The panel discussions were followed by contributions from participants from all works of life including human rights defenders, health officials and the Police.
There was a call that more needs to be done to protect the girl-child and observed that the idea of Human Rights is global and Gambia cannot be isolated. CSOs should continue to engage and we can celebrate when there is legislation and children are protected. One participant noted,
“When the campaign started I was in school. Life is a process, thanks to GAMCOTRAP. The pronouncement is one step in the process; it has to be followed by law.” He advised that CSOs should not relent but to work on what needs to be in the law.

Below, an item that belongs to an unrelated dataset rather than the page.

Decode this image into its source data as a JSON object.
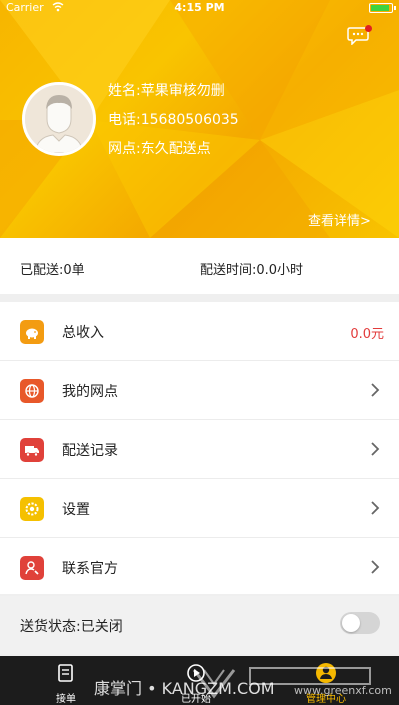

Another participant argued that enough has not being done to protect women and children and question how many cases reported on FGM and prosecuted to protect the girls, called for encouragement of the efforts and to hold people accountable for FGM because women are in marriage without sexual life and end up allowing polygamy to thrive because many are suffering in silence.
Other contributions focused on the need to prepare law enforcement agents on the law once it is legislated and the Ministry of Health to take a more proactive role to pay attention to the needs of the victims, include FGM in its Health Education programmes at ante-natal clinics and on health programmes on in the media.
Prepared by GAMCOTRAP, 11th December 2015